son, High P'iest; H. R. Maige, Sec.
MELODY REBEKAH LODGE NO.
22, I. O. O. F.-Meets 2nd and 4th
Wednesday at 8 p. m. in Masonic
hall. Mary B. Forehand, N.G.; Mary
E. Weeks, V.G.; Fannie Brown, Sec.
MASONIC TEMPLE F & A M-
Port St. Joe Lodge 111. Regular
Meetings 2nd and 4th FrI-
days each month, 8:00 p. n.
Members urged to attend:
visiting brothers welcome. Milton
Chafin, W. M.; G. C. Adkins, Sec.
SAMARITAN LODGE NO. 40, 1.0.
O. F.-Meets first and third Wed-
nesdays, 7:30 p. m. in Masonic hall.
All members urged to attend; visit-
ing brethren invited. Fred L. Hill,
N. G.; J. F. Miller, V. G.; Theo
Star Classified Ads Bring Quick Results At Small Cost!
COMFORTER FUNERAL HOME
24-HOUR AMBULANCE SERVICE
601 Long Avenue
Phone 326 Day or Night
THE NES ATIOX OF
MEET YOUR FRIENDS
--- A T ---B 5
Phone 52 *
ccasional iChairs & Rockers
Cat All this nd MORE in this
11004 COWf REFRIIGERATOR
Outfit your home with sufficient comfortable chairs in living
room, dining room and bedrooms. Each is quality
built.

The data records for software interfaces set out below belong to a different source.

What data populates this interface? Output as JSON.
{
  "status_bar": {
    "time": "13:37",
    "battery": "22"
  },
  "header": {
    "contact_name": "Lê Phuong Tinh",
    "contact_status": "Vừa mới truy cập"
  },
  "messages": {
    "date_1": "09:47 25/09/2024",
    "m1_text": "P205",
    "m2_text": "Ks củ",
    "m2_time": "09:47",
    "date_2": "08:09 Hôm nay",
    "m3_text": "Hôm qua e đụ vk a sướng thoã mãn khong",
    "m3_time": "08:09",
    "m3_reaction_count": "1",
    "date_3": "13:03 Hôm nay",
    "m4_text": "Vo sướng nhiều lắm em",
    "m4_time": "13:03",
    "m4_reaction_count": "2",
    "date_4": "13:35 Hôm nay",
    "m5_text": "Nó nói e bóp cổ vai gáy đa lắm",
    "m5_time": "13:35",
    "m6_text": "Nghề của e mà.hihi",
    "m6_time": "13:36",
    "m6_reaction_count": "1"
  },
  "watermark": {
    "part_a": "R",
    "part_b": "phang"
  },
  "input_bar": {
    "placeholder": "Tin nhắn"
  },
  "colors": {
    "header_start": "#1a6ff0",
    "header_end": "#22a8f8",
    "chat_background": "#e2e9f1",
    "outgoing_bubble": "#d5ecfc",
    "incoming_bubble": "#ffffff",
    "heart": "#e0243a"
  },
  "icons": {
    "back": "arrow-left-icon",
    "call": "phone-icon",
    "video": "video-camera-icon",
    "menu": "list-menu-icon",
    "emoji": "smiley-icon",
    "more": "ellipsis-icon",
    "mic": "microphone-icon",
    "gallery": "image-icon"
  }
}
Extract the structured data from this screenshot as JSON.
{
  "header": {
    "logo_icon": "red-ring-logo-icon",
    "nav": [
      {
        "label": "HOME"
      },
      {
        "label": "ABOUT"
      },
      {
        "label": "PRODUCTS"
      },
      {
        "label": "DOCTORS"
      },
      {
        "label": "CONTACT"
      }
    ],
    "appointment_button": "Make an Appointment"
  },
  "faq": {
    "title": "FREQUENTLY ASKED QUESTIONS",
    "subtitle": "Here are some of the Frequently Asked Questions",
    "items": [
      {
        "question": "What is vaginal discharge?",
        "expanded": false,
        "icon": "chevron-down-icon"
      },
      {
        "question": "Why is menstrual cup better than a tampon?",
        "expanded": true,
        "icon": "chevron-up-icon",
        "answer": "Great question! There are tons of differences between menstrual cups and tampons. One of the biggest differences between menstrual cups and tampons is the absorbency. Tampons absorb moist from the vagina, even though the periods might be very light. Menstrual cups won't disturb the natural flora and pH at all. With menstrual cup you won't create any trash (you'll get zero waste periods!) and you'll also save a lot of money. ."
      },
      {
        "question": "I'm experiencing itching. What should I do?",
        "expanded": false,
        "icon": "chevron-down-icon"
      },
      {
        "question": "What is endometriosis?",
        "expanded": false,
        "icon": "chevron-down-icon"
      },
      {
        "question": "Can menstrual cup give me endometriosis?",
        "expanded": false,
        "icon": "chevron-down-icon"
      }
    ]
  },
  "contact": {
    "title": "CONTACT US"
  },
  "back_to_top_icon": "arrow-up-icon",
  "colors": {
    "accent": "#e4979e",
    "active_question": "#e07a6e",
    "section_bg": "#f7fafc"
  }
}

Six deep coil springs in seat, all hardwood frames,
wide selection of colors.
CHAIR ad Per Pair
CHAIR and ROCKER
28995 OTHER MODELS AS
=28 .9 9 LOW AS $209.95
i Superb New 1951 Styling .. inside and outside.
i Distinctive New 3-Way Handle lets you open
the door even when both hands are full.
f Famous Westinghouse Economizer Mechanism.
f Roast-deep Meat Keeper. i Giant Humidrawer.
if Removable Egg Keepers. if Shelves-In-The-Door.
You CAN BE SURE..F rW's Cestinghouse
Complete Home Furnishngs...
PHONE 56 Use Your Credit
P FURNITURE CO
PORT ST. JOE, FLA.
~I~PR~ ~P3 -WLII -~ -~h~-B~Pi~ ~-O"P~ ~P--- --R1
I a I a ~T
THE STAR, PORT ST. JOE, GULF COUNTY, FLORIDA
FRIDAY, JUNE 29, 1951